If you really want to do something about malware, disable javascript by default.

"Automatic handling of pdf and ogg files" - I have a pdf reader already. I dont need another one, and I dont need one 'integrated' in my browser, period.

"loaded with new features for developers." Pretty sure that means for advertisers.

Comment: Re:So (Score 0) 194

by Arker (#47509615) Attached to: A New Form of Online Tracking: Canvas Fingerprinting
"There are those who say you need to use RequestPolicy and Ghostery and AdBlock and NoScript (and some other stuff, like a cookie blocker) to catch everything...."

It's a sign of utter insanity among the browser maintainers.

All this crap should be guaranteed off by default, and require an extension to enable, rather than the reverse.

Comment: Re:The point? (Score 0) 454

by Arker (#47507399) Attached to: MIT's Ted Postol Presents More Evidence On Iron Dome Failures
"So how much is your family worth?"

An emotionally resonant argument but not a rational one.

Cancer, heart disease, kidney disease, and diabetes are the leading causes of death in Israel. Rockets fired by Hamas is waaaay down the list, and it would still be waaaay down the list without the interceptors.

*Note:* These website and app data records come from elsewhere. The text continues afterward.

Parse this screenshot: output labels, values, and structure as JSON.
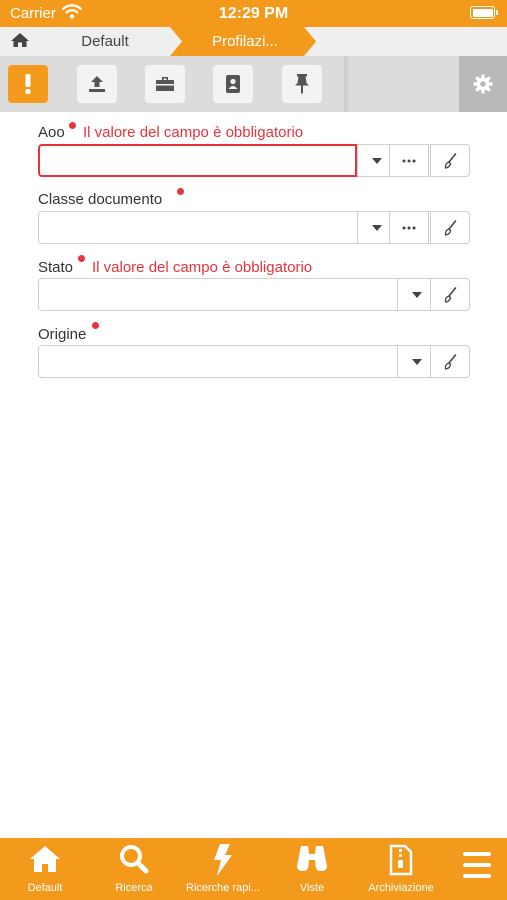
{
  "status_bar": {
    "carrier": "Carrier",
    "time": "12:29 PM",
    "battery_level": 1.0
  },
  "breadcrumb": {
    "items": [
      {
        "label": "Default"
      },
      {
        "label": "Profilazi..."
      }
    ]
  },
  "toolbar": {
    "buttons": [
      {
        "icon": "exclamation-icon",
        "active": true
      },
      {
        "icon": "upload-icon",
        "active": false
      },
      {
        "icon": "briefcase-icon",
        "active": false
      },
      {
        "icon": "address-book-icon",
        "active": false
      },
      {
        "icon": "pin-icon",
        "active": false
      }
    ],
    "settings_icon": "gear-icon"
  },
  "form": {
    "fields": [
      {
        "label": "Aoo",
        "required": true,
        "error": "Il valore del campo è obbligatorio",
        "value": "",
        "addons": [
          "dropdown",
          "more",
          "clear"
        ]
      },
      {
        "label": "Classe documento",
        "required": true,
        "error": "",
        "value": "",
        "addons": [
          "dropdown",
          "more",
          "clear"
        ]
      },
      {
        "label": "Stato",
        "required": true,
        "error": "Il valore del campo è obbligatorio",
        "value": "",
        "addons": [
          "dropdown",
          "clear"
        ]
      },
      {
        "label": "Origine",
        "required": true,
        "error": "",
        "value": "",
        "addons": [
          "dropdown",
          "clear"
        ]
      }
    ]
  },
  "tabbar": {
    "tabs": [
      {
        "label": "Default",
        "icon": "home-icon"
      },
      {
        "label": "Ricerca",
        "icon": "search-icon"
      },
      {
        "label": "Ricerche rapi...",
        "icon": "lightning-icon"
      },
      {
        "label": "Viste",
        "icon": "binoculars-icon"
      },
      {
        "label": "Archiviazione",
        "icon": "archive-icon"
      },
      {
        "label": "",
        "icon": "menu-icon"
      }
    ]
  },
  "colors": {
    "accent": "#f39a1d",
    "error": "#e8323c",
    "toolbar": "#dcdcdc"
  }
}
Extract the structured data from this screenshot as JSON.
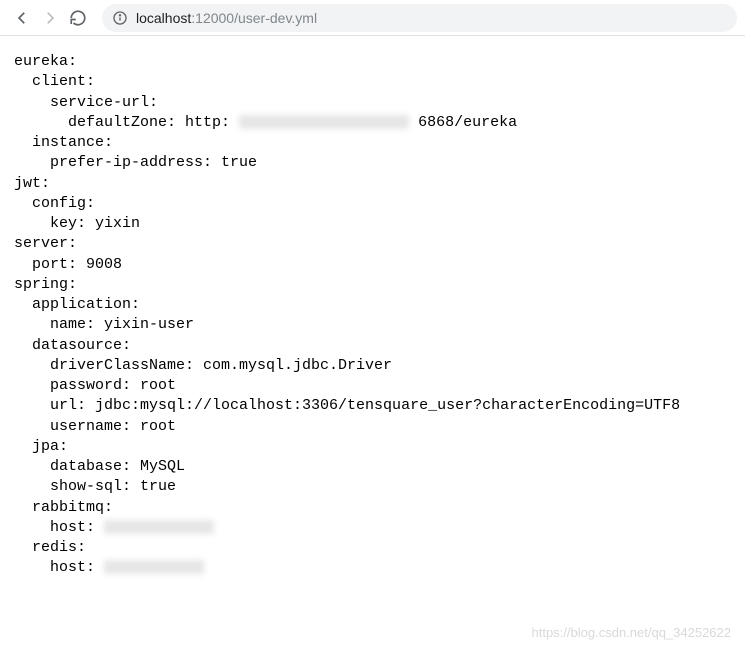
{
  "address": {
    "host": "localhost",
    "rest": ":12000/user-dev.yml"
  },
  "yaml": {
    "l1": "eureka:",
    "l2": "  client:",
    "l3": "    service-url:",
    "l4a": "      defaultZone: http:",
    "l4b": "6868/eureka",
    "l5": "  instance:",
    "l6": "    prefer-ip-address: true",
    "l7": "jwt:",
    "l8": "  config:",
    "l9": "    key: yixin",
    "l10": "server:",
    "l11": "  port: 9008",
    "l12": "spring:",
    "l13": "  application:",
    "l14": "    name: yixin-user",
    "l15": "  datasource:",
    "l16": "    driverClassName: com.mysql.jdbc.Driver",
    "l17": "    password: root",
    "l18": "    url: jdbc:mysql://localhost:3306/tensquare_user?characterEncoding=UTF8",
    "l19": "    username: root",
    "l20": "  jpa:",
    "l21": "    database: MySQL",
    "l22": "    show-sql: true",
    "l23": "  rabbitmq:",
    "l24": "    host:",
    "l25": "  redis:",
    "l26": "    host:"
  },
  "watermark": "https://blog.csdn.net/qq_34252622"
}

Let's say you can spend a billion dollars to save one person from death by rocket, or the same billion to save 250,000 from cancer, but of course you cant do both, once the money is spent it is spent. Which is the wiser use of the money?

Comment: Re:Yet another reason to turn off Ecmascript (Score 2) 194

by Arker (#47507137) Attached to: A New Form of Online Tracking: Canvas Fingerprinting
Not really. The Amish reject technology across the board, whether useful or not. People that are on the internet are obviously not rejecting technology across the board - javascript-in-the-browser is a single, very problematic technology, which is responsible for the vast majority of computer infections.

So no, people that do not allow javascript are not much like the Amish of the internet. We are more like the 'people who know how to use condoms' of the internet.

Comment: Re:The point? (Score 0) 454

by Arker (#47506749) Attached to: MIT's Ted Postol Presents More Evidence On Iron Dome Failures
So it's designed to stop the threat that does not exist, and therefore should be excused for failures against the one that does? That makes little sense.

"And eve if it really was only 5% effective, I'd take 5% less ballistic missiles headed at my town thank you."

Irrational. When the damage done by the ineffective rockets is less than the cost to shoot them down, the money could clearly be better spent elsewhere.

That would be true even if the conflict were not one of choice, but is doubly so in the current situation.

Comment: Re:As it should be (Score 1) 233

by Arker (#47503137) Attached to: Verizon Boosts FiOS Uploads To Match Downloads
"Sacrificing upload to gain extra download makes perfect sense when the person at the end of the line does far more downloading than uploading"

Two false postulates concealed here.

First that upload and download can be totally separated. Common misunderstanding. The way the internet works, all traffic is bidirectional - even if you are coming as close as possible to 'pure downloading' you are still using your upstream for traffic management. So while a certain amount of asymetricality can be tolerated, as long as the usage cases are very narrowly limited, even with all those caveats it can still amount to fraud. At least, if you are paying for 100mbit download but given so little upload allowance that you could not use it, you would probably call it fraud (when and if you caught on.)

But that is relatively minor in comparison to the second, which is that the internet is designed and should be used as a peer to peer network. It is not a broadcast network, and it was not designed to replace TV or facilitate more intrusive advertising. Asymmetrical bandwidth caps are thus seen correctly as direct attacks on the Internet itself - attempts to limit customers, to prevent them from truly and fully joining the Internet, since the cable companies prefer to keep making their monopoly rents instead of having to compete for our dollars.

"Indecision is the basis of flexibility" -- button at a Science Fiction convention.